When you have lost most or all of your natural teeth, you might wonder how much to realistically expect from a dental appliance. Is it truly possible to regain the appearance and functionality of your natural teeth?
Two options to consider are traditional dentures and implant-supported dentures. It is important to understand the fundamental similarities and differences between the two.
What Are Traditional Dentures?
Traditional dentures are made from an acrylic base attached to a set of artificial teeth. They float on top of the gums, and can be easily removed for cleaning. Since they are not attached to the jawbone, traditional dentures may shift as you eat or talk, creating challenges that natural teeth do not have. Some of the complications associated with traditional dentures include trouble eating, mouth sores, discomfort, and problems talking.
Another complication with traditional dentures is bone loss. Sitting on top of the gum, it does not stimulate the underlying bone. Over time, the jawbone will begin to decay. This can lead to premature aging and a sunken, hollow appearance.
With proper cleaning and care, acrylic dentures last about five to ten years.
What Are Implant-Supported Dentures?
Implant-supported dentures address many of the issues and challenges of traditional ones They will not move during eating or talking, and dental implants are the only form of tooth replacement that stimulates bone growth, rather than allowing the jaw to atrophy.
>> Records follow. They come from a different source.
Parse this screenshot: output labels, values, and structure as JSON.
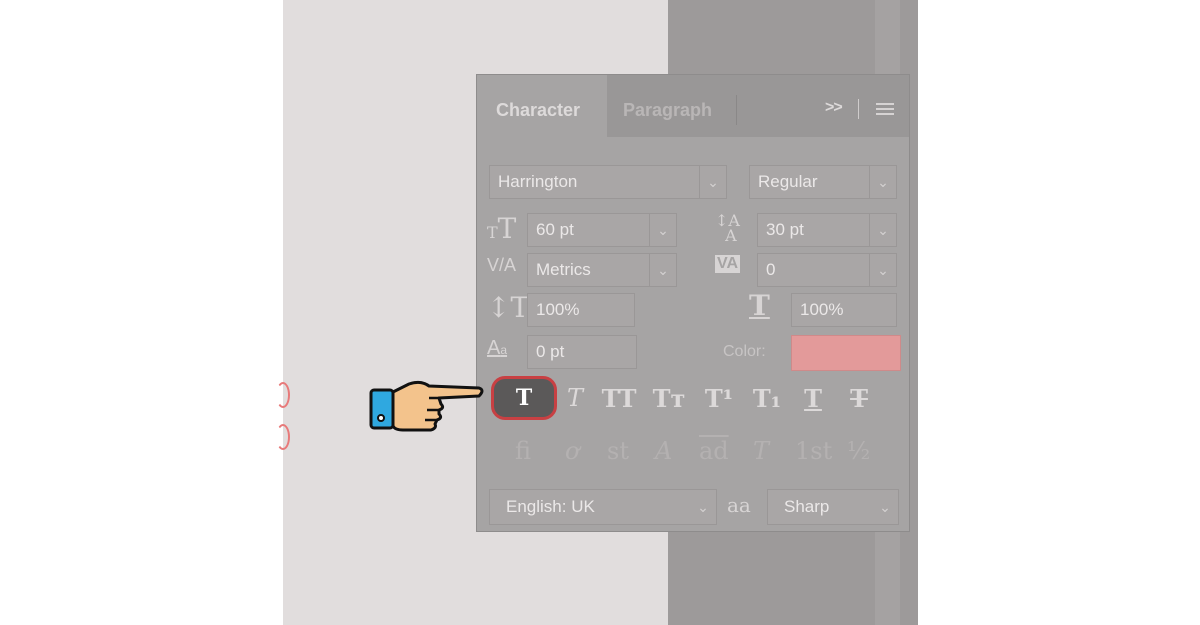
{
  "panel": {
    "tabs": [
      {
        "label": "Character",
        "active": true
      },
      {
        "label": "Paragraph",
        "active": false
      }
    ],
    "expand_label": ">>",
    "font_family": "Harrington",
    "font_style": "Regular",
    "font_size": "60 pt",
    "leading": "30 pt",
    "kerning": "Metrics",
    "tracking": "0",
    "vertical_scale": "100%",
    "horizontal_scale": "100%",
    "baseline_shift": "0 pt",
    "color_label": "Color:",
    "color_value": "#e39a9a",
    "format_buttons": [
      {
        "name": "faux-bold",
        "glyph": "T",
        "active": true
      },
      {
        "name": "faux-italic",
        "glyph": "T"
      },
      {
        "name": "all-caps",
        "glyph": "TT"
      },
      {
        "name": "small-caps",
        "glyph": "Tт"
      },
      {
        "name": "superscript",
        "glyph": "T¹"
      },
      {
        "name": "subscript",
        "glyph": "T₁"
      },
      {
        "name": "underline",
        "glyph": "T"
      },
      {
        "name": "strikethrough",
        "glyph": "T"
      }
    ],
    "opentype_buttons": [
      "fi",
      "ơ",
      "st",
      "A",
      "ad",
      "T",
      "1st",
      "½"
    ],
    "language": "English: UK",
    "anti_alias_icon": "aa",
    "anti_alias": "Sharp"
  },
  "colors": {
    "accent_highlight": "#c84043",
    "pointer_cuff": "#2fa8e0",
    "pointer_skin": "#f3c38c"
  }
}
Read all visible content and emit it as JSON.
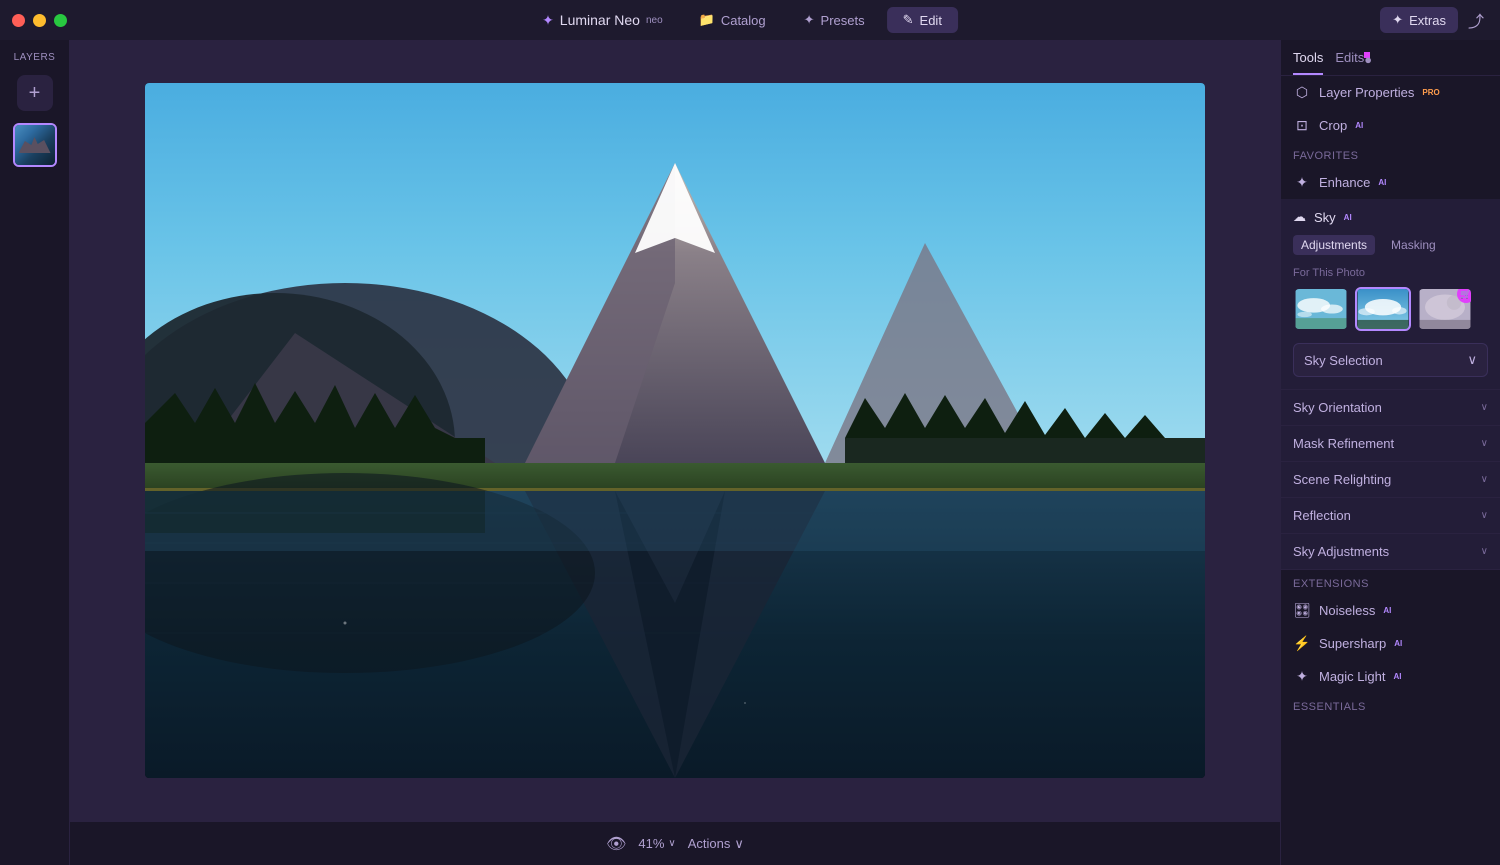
{
  "window": {
    "title": "Luminar Neo"
  },
  "titlebar": {
    "controls": {
      "close": "close",
      "minimize": "minimize",
      "maximize": "maximize"
    },
    "logo": "✦",
    "app_name": "luminar",
    "app_suffix": "neo",
    "extras_label": "Extras",
    "share_icon": "⤴"
  },
  "nav": {
    "tabs": [
      {
        "id": "catalog",
        "label": "Catalog",
        "icon": "📁",
        "active": false
      },
      {
        "id": "presets",
        "label": "Presets",
        "icon": "✦",
        "active": false
      },
      {
        "id": "edit",
        "label": "Edit",
        "icon": "✎",
        "active": true
      }
    ]
  },
  "sidebar": {
    "label": "Layers",
    "add_label": "+",
    "layers": [
      {
        "id": "layer-1",
        "thumb": "mountain-lake"
      }
    ]
  },
  "canvas": {
    "zoom": "41%"
  },
  "bottom_bar": {
    "eye_icon": "👁",
    "zoom": "41%",
    "zoom_label": "41%",
    "actions_label": "Actions",
    "chevron": "∨"
  },
  "right_panel": {
    "tabs": [
      {
        "id": "tools",
        "label": "Tools",
        "active": true
      },
      {
        "id": "edits",
        "label": "Edits",
        "active": false,
        "dot": true
      }
    ],
    "layer_properties": {
      "label": "Layer Properties",
      "badge": "PRO",
      "icon": "⬡"
    },
    "crop": {
      "label": "Crop",
      "badge": "AI",
      "icon": "⊡"
    },
    "favorites_label": "Favorites",
    "enhance": {
      "label": "Enhance",
      "badge": "AI",
      "icon": "✦"
    },
    "sky": {
      "label": "Sky",
      "badge": "AI",
      "icon": "☁",
      "active": true,
      "sub_tabs": [
        {
          "id": "adjustments",
          "label": "Adjustments",
          "active": true
        },
        {
          "id": "masking",
          "label": "Masking",
          "active": false
        }
      ],
      "for_photo_label": "For This Photo",
      "thumbs": [
        {
          "id": "sky-1",
          "type": "cloudy-blue",
          "selected": false
        },
        {
          "id": "sky-2",
          "type": "sunset-blue",
          "selected": true
        },
        {
          "id": "sky-3",
          "type": "gray-moon",
          "selected": false,
          "has_cart": true
        }
      ],
      "selection_label": "Sky Selection",
      "selection_dropdown": "Sky Selection",
      "sections": [
        {
          "id": "sky-orientation",
          "label": "Sky Orientation"
        },
        {
          "id": "mask-refinement",
          "label": "Mask Refinement"
        },
        {
          "id": "scene-relighting",
          "label": "Scene Relighting"
        },
        {
          "id": "reflection",
          "label": "Reflection"
        },
        {
          "id": "sky-adjustments",
          "label": "Sky Adjustments"
        }
      ]
    },
    "extensions_label": "Extensions",
    "extensions": [
      {
        "id": "noiseless",
        "label": "Noiseless",
        "badge": "AI",
        "icon": "🎛"
      },
      {
        "id": "supersharp",
        "label": "Supersharp",
        "badge": "AI",
        "icon": "⚡"
      },
      {
        "id": "magic-light",
        "label": "Magic Light",
        "badge": "AI",
        "icon": "✦"
      }
    ],
    "essentials_label": "Essentials"
  }
}
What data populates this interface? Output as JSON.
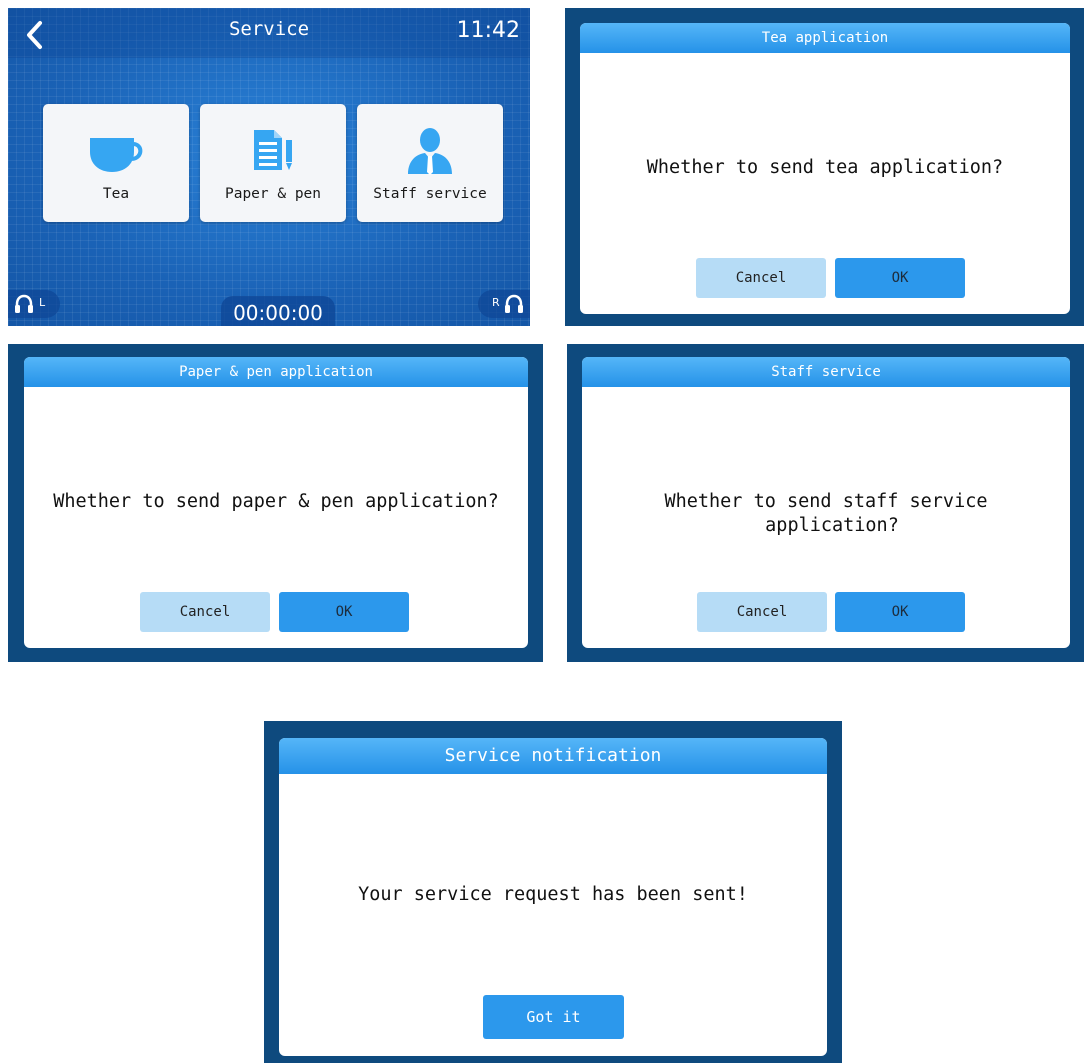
{
  "service_screen": {
    "title": "Service",
    "time": "11:42",
    "timer": "00:00:00",
    "left_label": "L",
    "right_label": "R",
    "tiles": [
      {
        "label": "Tea",
        "icon": "tea-cup-icon"
      },
      {
        "label": "Paper & pen",
        "icon": "document-pen-icon"
      },
      {
        "label": "Staff service",
        "icon": "staff-person-icon"
      }
    ],
    "colors": {
      "background": "#1a66bc",
      "tile": "#f4f6f9",
      "icon_blue": "#36a6f2"
    }
  },
  "dialogs": {
    "tea": {
      "title": "Tea application",
      "message": "Whether to send tea application?",
      "cancel": "Cancel",
      "ok": "OK"
    },
    "paper": {
      "title": "Paper & pen application",
      "message": "Whether to send paper &  pen application?",
      "cancel": "Cancel",
      "ok": "OK"
    },
    "staff": {
      "title": "Staff service",
      "message_line1": "Whether to send staff service",
      "message_line2": "application?",
      "cancel": "Cancel",
      "ok": "OK"
    },
    "notification": {
      "title": "Service notification",
      "message": "Your service request has been sent!",
      "button": "Got it"
    }
  },
  "colors": {
    "frame": "#0e4a7e",
    "title_bar": "#2592e8",
    "cancel_button": "#b6dcf6",
    "ok_button": "#2c98ec"
  }
}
An implant is a titanium screw that replaces the tooth root. The implants are embedded directly into the jawbone, providing an extremely stable foundation for an individual crown or a full denture appliance.
The denture itself is still made from acrylic. However, rather than floating on the gum, the appliance hooks onto the implants using a latching system. As a result, the denture functions exactly like normal teeth and will not move during eating or talking.
Implant-supported dentures can be either removable or permanent, depending on your preferences:
- Removable: Removable dentures affix to conventional dental implants, mini-implants, or a bar that is connected to the implants. They can be easily removed for cleaning at night or following meals.
- Non-Removable: These dentures attach permanently to the implant. You can clean them by brushing and flossing, exactly like regular teeth. Although they are permanent, they can be removed by a dentist if necessary, without damaging the implant.
Drawbacks of Implant-Supported Dentures
Implant-supported dentures provide a better quality of life compared to the traditional denture. They are the best option for fully replacing the function and appearance of natural teeth. However, there are a few reasons why someone might choose the traditional option instead.
- Implants require oral surgery to install the titanium screws. However, this surgery is straightforward, and usually takes around an hour to complete. Patients typically only require a local anesthetic.
- Dental insurance will not always cover the price of implants, which can be quite expensive. This cost should be weighed against the benefit and the longevity of the implant, which can last for 15 years or more with proper care.
Deciding how to replace your natural teeth is a personal decision that should be made with your dentist. Knowing what your options are and how they will impact your health is an important step towards making a decision that works best for you.